>>

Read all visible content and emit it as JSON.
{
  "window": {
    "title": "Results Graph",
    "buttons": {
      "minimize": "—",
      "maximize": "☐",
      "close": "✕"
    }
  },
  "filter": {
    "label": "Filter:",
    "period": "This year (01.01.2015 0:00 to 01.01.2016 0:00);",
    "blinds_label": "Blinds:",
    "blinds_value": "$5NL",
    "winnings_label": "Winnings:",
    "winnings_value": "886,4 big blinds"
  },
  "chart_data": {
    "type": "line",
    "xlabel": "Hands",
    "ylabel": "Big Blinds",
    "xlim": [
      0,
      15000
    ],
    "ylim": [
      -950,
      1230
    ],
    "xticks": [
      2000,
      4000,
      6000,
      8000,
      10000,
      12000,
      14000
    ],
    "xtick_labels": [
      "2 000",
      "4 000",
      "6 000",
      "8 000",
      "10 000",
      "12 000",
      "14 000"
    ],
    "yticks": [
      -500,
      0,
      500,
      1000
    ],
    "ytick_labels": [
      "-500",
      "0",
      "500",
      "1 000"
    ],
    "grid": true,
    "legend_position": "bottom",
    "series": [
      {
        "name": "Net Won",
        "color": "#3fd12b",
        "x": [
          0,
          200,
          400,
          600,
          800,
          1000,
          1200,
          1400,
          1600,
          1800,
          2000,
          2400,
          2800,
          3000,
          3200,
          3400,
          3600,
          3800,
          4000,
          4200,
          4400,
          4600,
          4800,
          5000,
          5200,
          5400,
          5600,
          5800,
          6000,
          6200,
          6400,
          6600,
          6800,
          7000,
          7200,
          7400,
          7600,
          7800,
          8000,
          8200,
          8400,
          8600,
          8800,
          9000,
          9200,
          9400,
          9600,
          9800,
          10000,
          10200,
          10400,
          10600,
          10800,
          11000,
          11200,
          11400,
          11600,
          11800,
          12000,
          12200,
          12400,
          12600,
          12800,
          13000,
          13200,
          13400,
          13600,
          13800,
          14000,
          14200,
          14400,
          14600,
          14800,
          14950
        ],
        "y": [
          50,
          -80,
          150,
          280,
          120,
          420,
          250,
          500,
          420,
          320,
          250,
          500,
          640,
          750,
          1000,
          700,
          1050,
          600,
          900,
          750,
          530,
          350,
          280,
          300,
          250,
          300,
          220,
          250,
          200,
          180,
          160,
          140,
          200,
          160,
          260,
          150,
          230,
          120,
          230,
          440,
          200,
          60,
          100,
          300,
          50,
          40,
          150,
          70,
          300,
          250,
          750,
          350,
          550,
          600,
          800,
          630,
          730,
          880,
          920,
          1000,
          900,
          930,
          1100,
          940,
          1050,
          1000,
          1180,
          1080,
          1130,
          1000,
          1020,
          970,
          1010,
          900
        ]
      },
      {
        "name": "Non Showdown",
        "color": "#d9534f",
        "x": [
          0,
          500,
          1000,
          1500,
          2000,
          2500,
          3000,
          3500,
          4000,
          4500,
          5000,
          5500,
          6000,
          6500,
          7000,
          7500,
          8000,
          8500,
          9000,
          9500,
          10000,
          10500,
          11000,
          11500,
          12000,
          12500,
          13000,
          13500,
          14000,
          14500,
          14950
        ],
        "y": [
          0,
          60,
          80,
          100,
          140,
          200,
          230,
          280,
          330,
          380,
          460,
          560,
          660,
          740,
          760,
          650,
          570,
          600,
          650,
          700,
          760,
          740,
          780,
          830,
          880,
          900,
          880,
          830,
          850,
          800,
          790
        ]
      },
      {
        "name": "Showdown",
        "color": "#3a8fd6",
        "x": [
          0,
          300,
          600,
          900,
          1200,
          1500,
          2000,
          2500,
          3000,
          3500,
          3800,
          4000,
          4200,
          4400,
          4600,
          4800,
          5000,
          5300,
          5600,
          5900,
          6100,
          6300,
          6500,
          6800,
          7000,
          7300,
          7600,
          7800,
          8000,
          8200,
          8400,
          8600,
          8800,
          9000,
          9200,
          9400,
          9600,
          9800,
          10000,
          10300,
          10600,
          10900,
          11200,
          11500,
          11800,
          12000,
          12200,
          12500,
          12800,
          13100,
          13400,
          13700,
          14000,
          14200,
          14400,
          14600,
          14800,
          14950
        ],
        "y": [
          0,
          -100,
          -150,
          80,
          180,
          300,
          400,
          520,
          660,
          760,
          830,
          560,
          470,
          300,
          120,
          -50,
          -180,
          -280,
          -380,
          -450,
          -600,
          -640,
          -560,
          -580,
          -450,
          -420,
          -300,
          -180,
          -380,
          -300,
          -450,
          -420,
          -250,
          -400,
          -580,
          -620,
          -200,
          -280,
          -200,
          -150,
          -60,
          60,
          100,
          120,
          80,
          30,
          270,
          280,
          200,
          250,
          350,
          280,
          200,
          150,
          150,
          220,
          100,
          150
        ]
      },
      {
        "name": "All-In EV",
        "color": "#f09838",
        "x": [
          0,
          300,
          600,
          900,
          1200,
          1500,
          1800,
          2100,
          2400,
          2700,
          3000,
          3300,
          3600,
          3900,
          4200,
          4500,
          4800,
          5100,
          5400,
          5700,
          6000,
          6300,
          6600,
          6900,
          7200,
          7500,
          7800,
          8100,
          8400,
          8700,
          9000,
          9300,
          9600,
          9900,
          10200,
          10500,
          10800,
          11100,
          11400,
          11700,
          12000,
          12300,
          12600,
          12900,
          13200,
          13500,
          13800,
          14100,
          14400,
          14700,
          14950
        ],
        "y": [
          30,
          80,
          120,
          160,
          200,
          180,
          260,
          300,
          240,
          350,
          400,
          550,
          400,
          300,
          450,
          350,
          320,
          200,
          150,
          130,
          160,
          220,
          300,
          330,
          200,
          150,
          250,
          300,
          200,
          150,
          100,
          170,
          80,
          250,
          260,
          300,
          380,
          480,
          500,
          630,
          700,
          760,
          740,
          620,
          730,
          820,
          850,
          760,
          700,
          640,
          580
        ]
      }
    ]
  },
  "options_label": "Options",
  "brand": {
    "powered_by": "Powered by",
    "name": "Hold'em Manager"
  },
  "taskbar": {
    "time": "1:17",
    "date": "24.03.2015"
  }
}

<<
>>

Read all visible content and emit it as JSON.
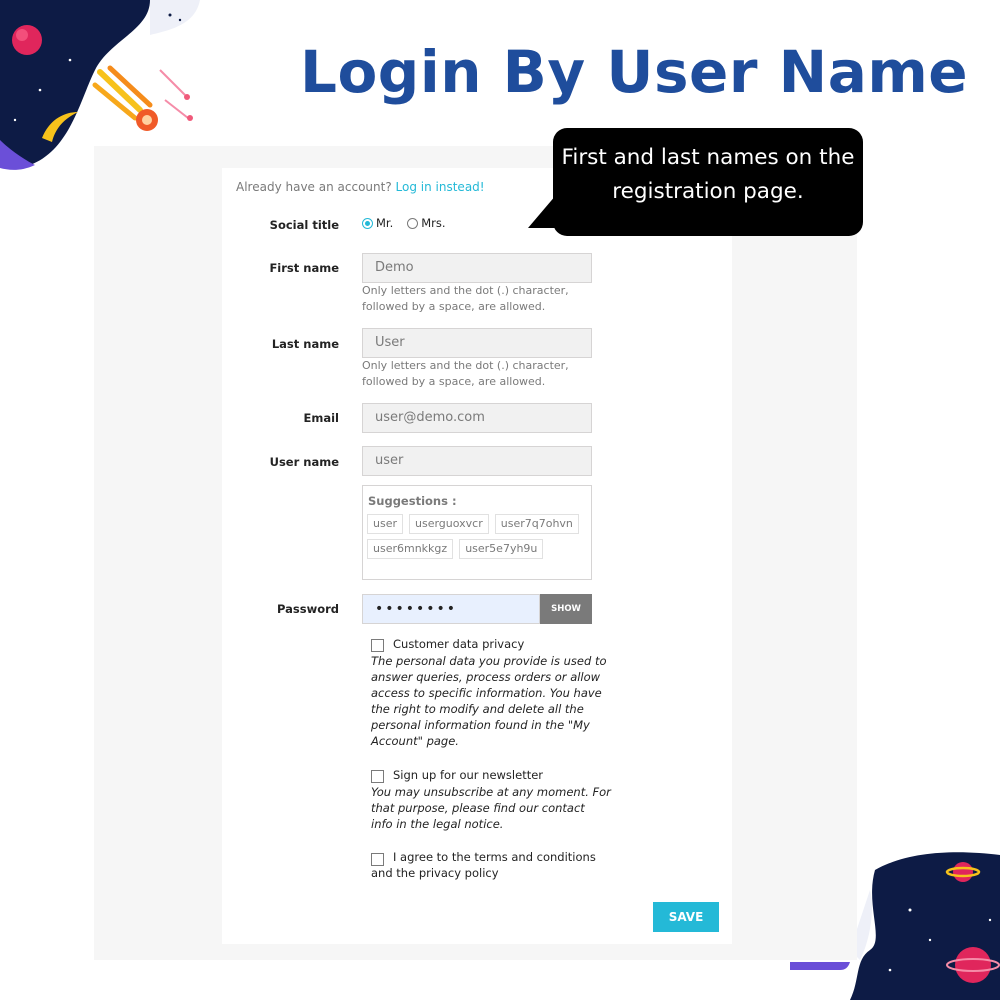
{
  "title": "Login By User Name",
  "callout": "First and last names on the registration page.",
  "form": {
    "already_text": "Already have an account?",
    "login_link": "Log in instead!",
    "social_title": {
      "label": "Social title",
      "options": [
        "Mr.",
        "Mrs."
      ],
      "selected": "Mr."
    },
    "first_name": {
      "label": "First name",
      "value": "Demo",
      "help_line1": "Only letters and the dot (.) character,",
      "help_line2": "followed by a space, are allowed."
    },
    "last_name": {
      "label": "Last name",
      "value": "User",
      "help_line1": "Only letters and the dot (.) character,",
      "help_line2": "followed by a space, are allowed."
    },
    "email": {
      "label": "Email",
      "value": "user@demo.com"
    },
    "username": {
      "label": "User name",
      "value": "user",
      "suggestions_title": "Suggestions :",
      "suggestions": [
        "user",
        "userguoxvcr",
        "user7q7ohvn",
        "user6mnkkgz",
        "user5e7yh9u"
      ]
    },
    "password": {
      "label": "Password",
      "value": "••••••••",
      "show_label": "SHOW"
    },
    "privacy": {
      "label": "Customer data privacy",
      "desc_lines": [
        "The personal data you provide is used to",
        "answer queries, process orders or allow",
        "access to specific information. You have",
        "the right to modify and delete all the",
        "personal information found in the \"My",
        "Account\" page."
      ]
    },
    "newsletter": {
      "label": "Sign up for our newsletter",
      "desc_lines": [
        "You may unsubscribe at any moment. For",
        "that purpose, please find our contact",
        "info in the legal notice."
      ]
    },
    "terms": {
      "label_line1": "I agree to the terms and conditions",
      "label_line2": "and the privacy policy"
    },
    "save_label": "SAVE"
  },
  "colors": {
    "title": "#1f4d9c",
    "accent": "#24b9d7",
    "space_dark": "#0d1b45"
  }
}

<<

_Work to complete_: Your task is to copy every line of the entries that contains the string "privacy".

_Output for this exercise_:
    "privacy": {
      "label": "Customer data privacy",
      "label_line2": "and the privacy policy"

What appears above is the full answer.